On May 26, 2013 at 4:30 AM the Jascon 4, one of three tugboats towing an oil freighter off the coast of Nigeria, started to sink. Harrison Okene, the tugboat's 29-year-old cook, immediately knew something was wrong. As the vessel descended 100 feet to the floor of the Atlantic Ocean pitched upside down, Okene was tossed to-and-fro in his small quarters. He groped his way in the pitch darkness through the icy waters, finally finding a cabin with a four-foot air pocket. He made a make-shift platform and stacked two mattresses together in his attempt to escape the rising water.
Dressed only in his boxer shorts, Okene sat on the mattresses and waited for help. But the thought of being rescued seemed remote. So Okene, a follower of Jesus, started to pray the Psalms: “Oh, God, by your name, save me,” and “The Lord sustains my life.” Okene told reporters, “I started calling on the name of God . . . reminiscing on the verses I read before I slept. I read the Bible from Psalms 54 to 92. My wife had sent me the verses to read that night when she called me before I went to bed.”
Harrison Okene discovered
Two-and-a-half days later, Okene was certain the rest of the eleven-man crew had drowned and that he would also drown. Then he heard the sound of rescuers and started banging on the steel walls of his cabin with a hammer. The Dutch divers who found him couldn't believe their eyes. As they reached out for a hand of a man they assumed was dead, the hand grabbed theirs.
To this day, Okene believes his rescue after 72 hours underwater was the result of divine deliverance. He told a Nigerian newspaper, “The rest of my life is not enough to thank God for this wonder. It is incredible.”
I read that story not long after studying the book of Jonah and I saw immediate parallels. As many of you know, Jonah is the story of a prodigal prophet. In chapter one he runs from God, but in chapter two he runs into God, “And the Lord appointed a great fish to swallow up Jonah. And Jonah was in the belly of the fish three days and three nights” (1:17).
The belly of a fish is not a great place to live, but it is a great place to learn. Sloshing around in the gastric juices, saltwater and seaweed, Jonah received Divine discipline in the darkness.
For 72 hours, Jonah was allowed to reap what he had sowed. The fish was not only God’s prison and God’s passage for his prophet, but it was also his prayer closet.

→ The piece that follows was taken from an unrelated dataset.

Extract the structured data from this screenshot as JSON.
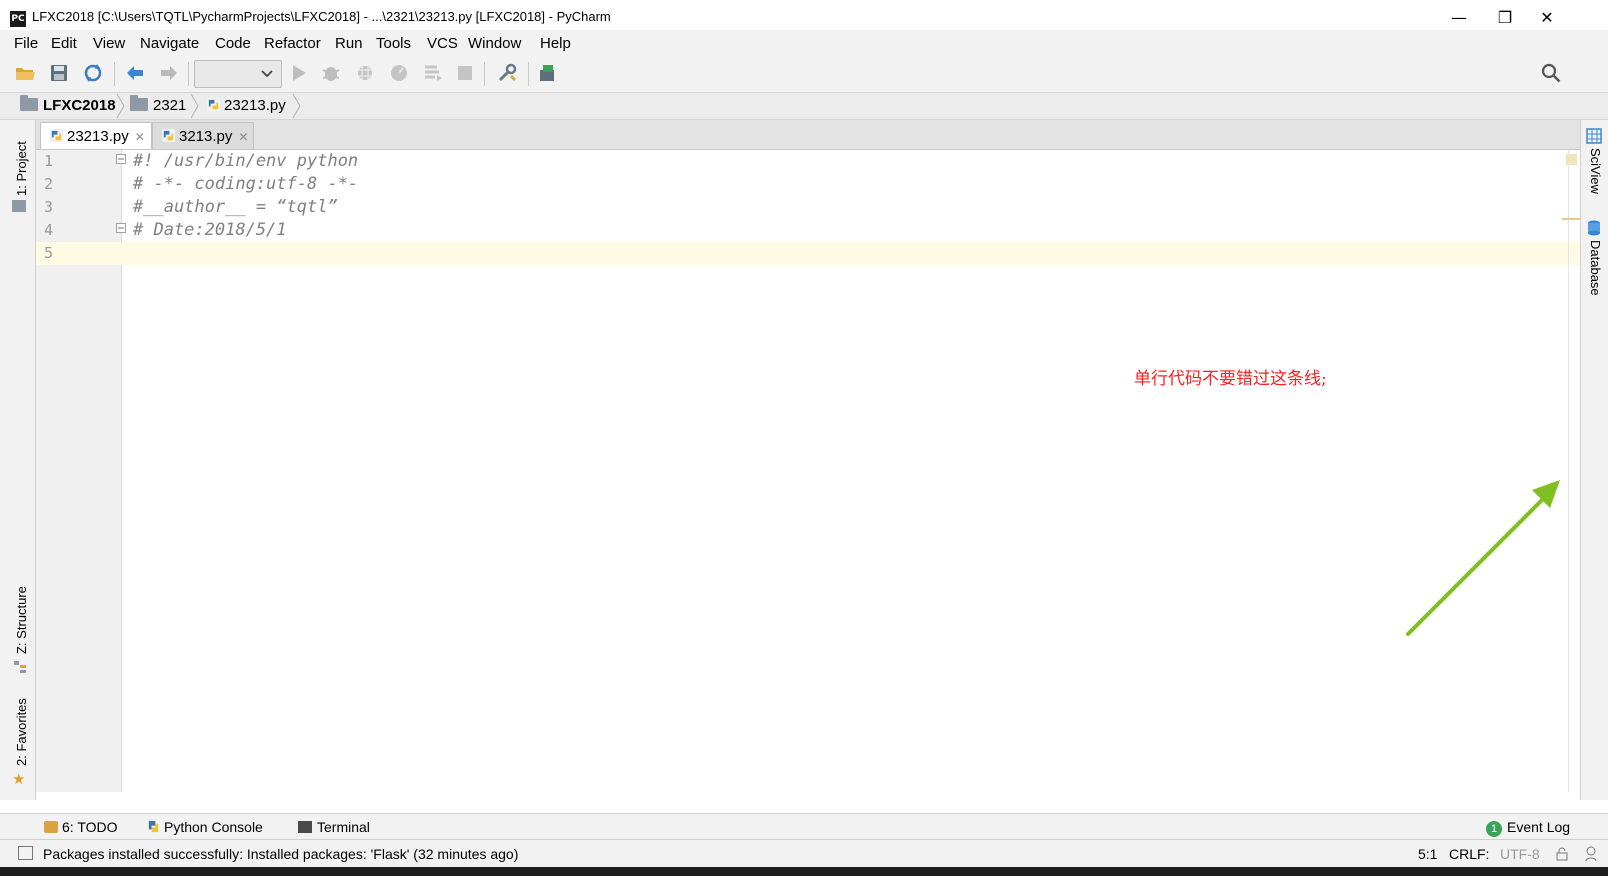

In chapter two, Jonah learned how to pray while in a whale of a mess. “Then Jonah prayed to the Lord his God from the belly of the fish, saying, “I called out to the Lord, out of my distress, and he answered me; out of the belly of Sheol I cried and you heard my voice” (2:1-2).
As you examine the rest of his prayer, you’ll quickly notice that Jonah quotes copiously from the Psalms. He was saturated in the Scriptures and alludes to ten Psalms in his distress. Which speaks to us of the value of hiding God’s Word in our hearts.
Two castaways—Jonah and Harrison Okene, survived their darkest moments by leaning on God’s Word. What about you? Do you have any of God’s Word stored up in your heart for such a desperate time? Chances are when and if a moment like that arises you won’t have time to access a Bible. Calamity seldom gives a heads up before it strikes. The best time to prepare for hard times is now and the best way is store up God’s Word so we will have something sturdy to hold on to when everything is topsy-turvy. -DM
 Liz Klimas, “Watch the Incredible Moment Divers Inspecting Capsized Ship Find a Man Alive After Nearly 3 Days,” The Blaze, 2 December 2013 <http://www.theblaze.com/news/2013/12/02/watch-the-incredible-moment-divers-inspecting-capsized-ship-find-man-alive-after-nearly-3-days/>